Extracted material |
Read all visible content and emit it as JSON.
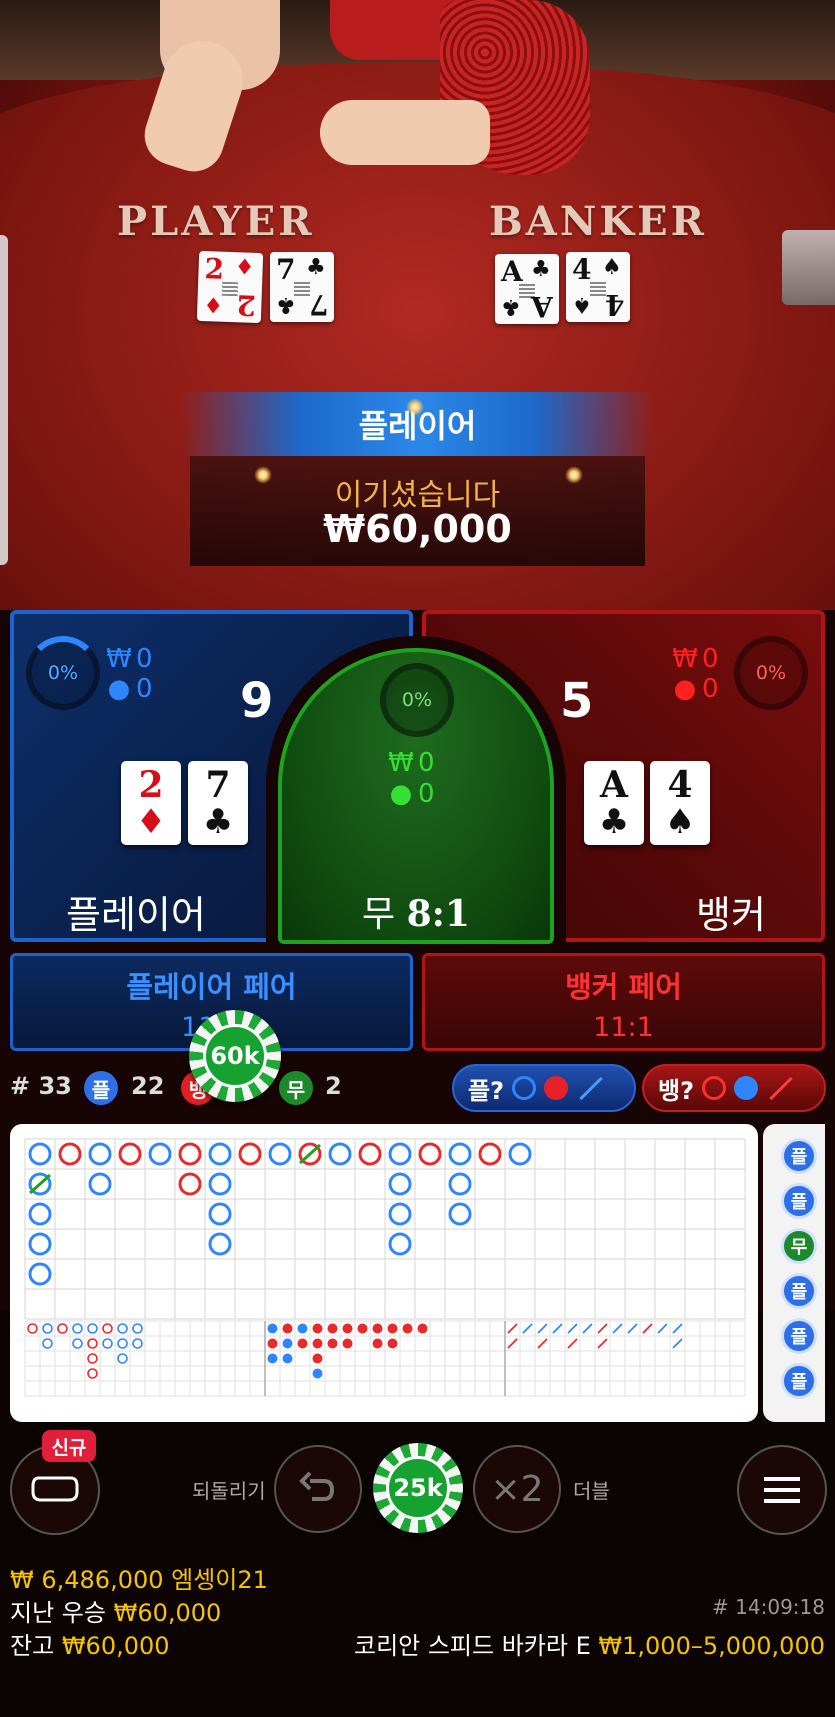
{
  "video": {
    "player_label": "PLAYER",
    "banker_label": "BANKER",
    "player_cards": [
      {
        "rank": "2",
        "suit": "♦",
        "color": "red"
      },
      {
        "rank": "7",
        "suit": "♣",
        "color": "black"
      }
    ],
    "banker_cards": [
      {
        "rank": "A",
        "suit": "♣",
        "color": "black"
      },
      {
        "rank": "4",
        "suit": "♠",
        "color": "black"
      }
    ],
    "result_banner": "플레이어",
    "win_label": "이기셨습니다",
    "win_amount": "₩60,000"
  },
  "board": {
    "player": {
      "percent": "0%",
      "bet": "0",
      "players": "0",
      "score": "9",
      "name": "플레이어",
      "currency_icon": "₩",
      "user_icon": "user-icon",
      "cards": [
        {
          "rank": "2",
          "suit": "♦",
          "color": "red"
        },
        {
          "rank": "7",
          "suit": "♣",
          "color": "black"
        }
      ]
    },
    "banker": {
      "percent": "0%",
      "bet": "0",
      "players": "0",
      "score": "5",
      "name": "뱅커",
      "currency_icon": "₩",
      "user_icon": "user-icon",
      "cards": [
        {
          "rank": "A",
          "suit": "♣",
          "color": "black"
        },
        {
          "rank": "4",
          "suit": "♠",
          "color": "black"
        }
      ]
    },
    "tie": {
      "percent": "0%",
      "bet": "0",
      "players": "0",
      "name": "무",
      "odds": "8:1",
      "currency_icon": "₩"
    },
    "player_pair": {
      "name": "플레이어 페어",
      "odds": "11:1"
    },
    "banker_pair": {
      "name": "뱅커 페어",
      "odds": "11:1"
    },
    "placed_chip": "60k"
  },
  "stats": {
    "round": "# 33",
    "player_glyph": "플",
    "player_count": "22",
    "banker_glyph": "뱅",
    "banker_count": "",
    "tie_glyph": "무",
    "tie_count": "2",
    "player_ask": "플?",
    "banker_ask": "뱅?"
  },
  "roadmap": {
    "big_road_columns": [
      [
        "P",
        "PT",
        "P",
        "P",
        "P"
      ],
      [
        "B"
      ],
      [
        "P",
        "P"
      ],
      [
        "B"
      ],
      [
        "P"
      ],
      [
        "B",
        "B"
      ],
      [
        "P",
        "P",
        "P",
        "P"
      ],
      [
        "B"
      ],
      [
        "P"
      ],
      [
        "BT"
      ],
      [
        "P"
      ],
      [
        "B"
      ],
      [
        "P",
        "P",
        "P",
        "P"
      ],
      [
        "B"
      ],
      [
        "P",
        "P",
        "P"
      ],
      [
        "B"
      ],
      [
        "P"
      ]
    ],
    "side_road": [
      "플",
      "플",
      "무",
      "플",
      "플",
      "플"
    ],
    "side_road_types": [
      "P",
      "P",
      "T",
      "P",
      "P",
      "P"
    ]
  },
  "controls": {
    "new_badge": "신규",
    "undo_label": "되돌리기",
    "selected_chip": "25k",
    "double_symbol": "×2",
    "double_label": "더블"
  },
  "footer": {
    "balance_line": "₩ 6,486,000 엠셍이21",
    "last_win_label": "지난 우승",
    "last_win_amount": "₩60,000",
    "balance_label": "잔고",
    "balance_amount": "₩60,000",
    "game_id": "# 14:09:18",
    "table_name": "코리안 스피드 바카라 E",
    "limits": "₩1,000–5,000,000"
  },
  "colors": {
    "player_blue": "#2e86ff",
    "banker_red": "#e02020",
    "tie_green": "#1fa31f",
    "gold": "#f5c400"
  }
}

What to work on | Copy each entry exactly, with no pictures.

Reply to the task |
Read all visible content and emit it as JSON.
{
  "video": {
    "player_label": "PLAYER",
    "banker_label": "BANKER",
    "player_cards": [
      {
        "rank": "2",
        "suit": "♦",
        "color": "red"
      },
      {
        "rank": "7",
        "suit": "♣",
        "color": "black"
      }
    ],
    "banker_cards": [
      {
        "rank": "A",
        "suit": "♣",
        "color": "black"
      },
      {
        "rank": "4",
        "suit": "♠",
        "color": "black"
      }
    ],
    "result_banner": "플레이어",
    "win_label": "이기셨습니다",
    "win_amount": "₩60,000"
  },
  "board": {
    "player": {
      "percent": "0%",
      "bet": "0",
      "players": "0",
      "score": "9",
      "name": "플레이어",
      "currency_icon": "₩",
      "user_icon": "user-icon",
      "cards": [
        {
          "rank": "2",
          "suit": "♦",
          "color": "red"
        },
        {
          "rank": "7",
          "suit": "♣",
          "color": "black"
        }
      ]
    },
    "banker": {
      "percent": "0%",
      "bet": "0",
      "players": "0",
      "score": "5",
      "name": "뱅커",
      "currency_icon": "₩",
      "user_icon": "user-icon",
      "cards": [
        {
          "rank": "A",
          "suit": "♣",
          "color": "black"
        },
        {
          "rank": "4",
          "suit": "♠",
          "color": "black"
        }
      ]
    },
    "tie": {
      "percent": "0%",
      "bet": "0",
      "players": "0",
      "name": "무",
      "odds": "8:1",
      "currency_icon": "₩"
    },
    "player_pair": {
      "name": "플레이어 페어",
      "odds": "11:1"
    },
    "banker_pair": {
      "name": "뱅커 페어",
      "odds": "11:1"
    },
    "placed_chip": "60k"
  },
  "stats": {
    "round": "# 33",
    "player_glyph": "플",
    "player_count": "22",
    "banker_glyph": "뱅",
    "banker_count": "",
    "tie_glyph": "무",
    "tie_count": "2",
    "player_ask": "플?",
    "banker_ask": "뱅?"
  },
  "roadmap": {
    "big_road_columns": [
      [
        "P",
        "PT",
        "P",
        "P",
        "P"
      ],
      [
        "B"
      ],
      [
        "P",
        "P"
      ],
      [
        "B"
      ],
      [
        "P"
      ],
      [
        "B",
        "B"
      ],
      [
        "P",
        "P",
        "P",
        "P"
      ],
      [
        "B"
      ],
      [
        "P"
      ],
      [
        "BT"
      ],
      [
        "P"
      ],
      [
        "B"
      ],
      [
        "P",
        "P",
        "P",
        "P"
      ],
      [
        "B"
      ],
      [
        "P",
        "P",
        "P"
      ],
      [
        "B"
      ],
      [
        "P"
      ]
    ],
    "side_road": [
      "플",
      "플",
      "무",
      "플",
      "플",
      "플"
    ],
    "side_road_types": [
      "P",
      "P",
      "T",
      "P",
      "P",
      "P"
    ]
  },
  "controls": {
    "new_badge": "신규",
    "undo_label": "되돌리기",
    "selected_chip": "25k",
    "double_symbol": "×2",
    "double_label": "더블"
  },
  "footer": {
    "balance_line": "₩ 6,486,000 엠셍이21",
    "last_win_label": "지난 우승",
    "last_win_amount": "₩60,000",
    "balance_label": "잔고",
    "balance_amount": "₩60,000",
    "game_id": "# 14:09:18",
    "table_name": "코리안 스피드 바카라 E",
    "limits": "₩1,000–5,000,000"
  },
  "colors": {
    "player_blue": "#2e86ff",
    "banker_red": "#e02020",
    "tie_green": "#1fa31f",
    "gold": "#f5c400"
  }
}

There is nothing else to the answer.